PACE OF ENDING QUOTAS SCORED BY 40 RETAILERS
Byline: Jim Ostroff
WASHINGTON — Forty U.S. retail executives have signed a letter to Commerce Secretary Ron Brown and U.S. Trade Representative Mickey Kantor to protest the administration’s schedule for phasing out apparel and textile import quotas.
They argue the schedule is a ploy “to benefit U.S. textile and apparel manufacturers.”
Under the terms of the GATT Uruguay Round, the U.S. is mandated to have about half of its textile and apparel trade quota-free by 2002. This integration is to take place in three stages. The remaining 50 percent is to become quota-free by Jan. 1, 2005.
Writing under the banner of the National Retail Federation and detailing the criticism already sounded by importers and retailers, the executives argue that the schedule proposed by the U.S. Committee for the Implementation of Textile Agreements “frustrates the intent of the GATT agreement, harms consumers and prevents a reasonable phase-in of integration that would actually assist the domestic textile industry in making transitional adjustments.”
Although Brown and Kantor are not CITA members, Rita Hayes, a deputy assistant Commerce secretary, and Jennifer Hillman, the chief U.S. textile negotiator with USTR, are members, along with others from the Departments of State and Labor. Hayes serves as CITA chairman.
“Our hope is that [Brown and Kantor] will intercede, let the CITA people know they are hearing from industry, and that the integration list should be made more consumer-friendly,” said Robert Hall, an NRF vice president.
The letter, delivered to Brown and Kantor Tuesday evening, claimed that in the first three-year integration stage that began Jan. 1, the CITA schedule included no products that were under quota. The executives stated that when the final two phases of partial integration are concluded, 89 percent of apparel products currently under quota and 68 percent of textiles now under quota will remain under quota. This “effectively imposes a regressive tax on the American consumer to benefit U.S. textile and apparel manufacturers,” the retailers wrote.
CITA has set a March 20 hearing on its quota-phaseout plan for the final two stages, which will be issued officially by May 1.

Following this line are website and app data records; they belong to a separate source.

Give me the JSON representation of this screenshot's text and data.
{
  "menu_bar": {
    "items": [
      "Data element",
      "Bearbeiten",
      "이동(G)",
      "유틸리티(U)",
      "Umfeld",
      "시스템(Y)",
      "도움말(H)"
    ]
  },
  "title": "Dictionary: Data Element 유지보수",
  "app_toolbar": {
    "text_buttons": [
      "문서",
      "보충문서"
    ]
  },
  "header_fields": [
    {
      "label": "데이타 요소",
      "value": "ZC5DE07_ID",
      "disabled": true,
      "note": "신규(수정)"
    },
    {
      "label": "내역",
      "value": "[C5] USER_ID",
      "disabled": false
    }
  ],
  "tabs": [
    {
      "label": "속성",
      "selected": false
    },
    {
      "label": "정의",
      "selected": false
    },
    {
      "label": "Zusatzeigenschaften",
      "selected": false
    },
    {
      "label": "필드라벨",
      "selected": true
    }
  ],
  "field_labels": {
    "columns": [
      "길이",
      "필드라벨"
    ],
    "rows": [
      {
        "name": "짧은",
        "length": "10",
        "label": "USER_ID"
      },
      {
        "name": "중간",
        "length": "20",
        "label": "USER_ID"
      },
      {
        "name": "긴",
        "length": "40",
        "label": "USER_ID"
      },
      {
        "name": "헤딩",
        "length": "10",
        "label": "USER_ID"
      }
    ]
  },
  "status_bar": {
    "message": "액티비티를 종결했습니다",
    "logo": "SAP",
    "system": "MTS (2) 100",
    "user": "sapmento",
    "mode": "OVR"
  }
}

Domestic textile and apparel manufacturers’ associations have praised the proposed phaseout schedule, asserting they need as much time as possible to adjust to a quota-free trade world in which low-cost Far Eastern producers conceivably could dominate the U.S. market. The domestic interests further assert that the phaseout plan’s other provisions to increase quotas during the 10-year period will effectively double foreign makers’ access to the U.S. market.
Retailers and importers counter that growth provisions are meaningless when applied to suppliers like China, with an average 1 percent quota growth.

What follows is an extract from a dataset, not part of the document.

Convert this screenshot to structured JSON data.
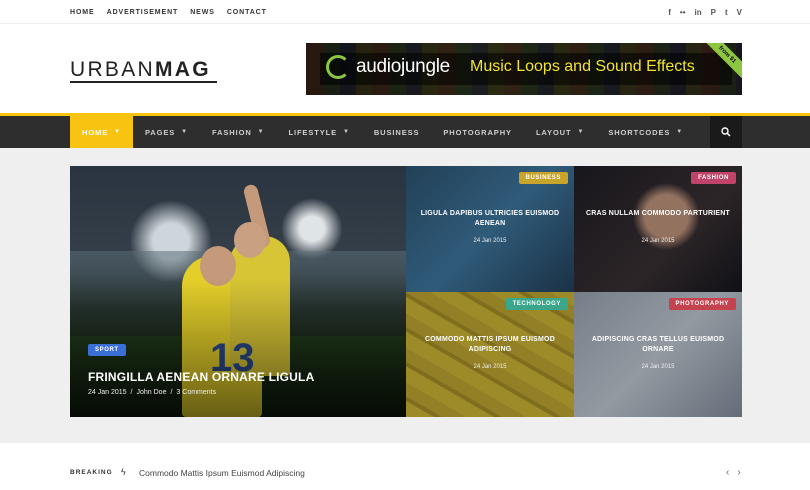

The retailers also averred that implementation of the CITA plan would hurt U.S. credibility as it pushes other nations to eliminate trade barriers to U.S. products.
“Numerous U.S. apparel brands, such as Levi jeans, Jockey underwear and Hanes hosiery, are world renowned,” but foreign consumers often are unable to buy them due to trade barriers, the executives wrote. “Our efforts to pry open foreign apparel markets would be greatly enhanced if our negotiators were not handicapped by this perception of an uneven playing field,” the letter said.
Signing the letter are such top retailers as James E. Oesterreicher, vice chairman of J.C. Penney Co.; Allen I. Questrom, chairman of Federated Department Stores; Leslie H. Wexner, chairman of The Limited; Donald Fisher, chairman of The Gap; Arthur C. Martinez, chairman, Sears Merchandise Group; Thomas A. Hays, deputy chairman, The May Department Stores Co.; Bernard F. Brennan, chairman, Montgomery Ward; Al Cottle, executive vice president, Nordstrom Inc.; Robert J. Tarr Jr., president, Neiman Marcus Group, and Sally Frame Kasaks, chairman of Ann Taylor. — Fairchild News Service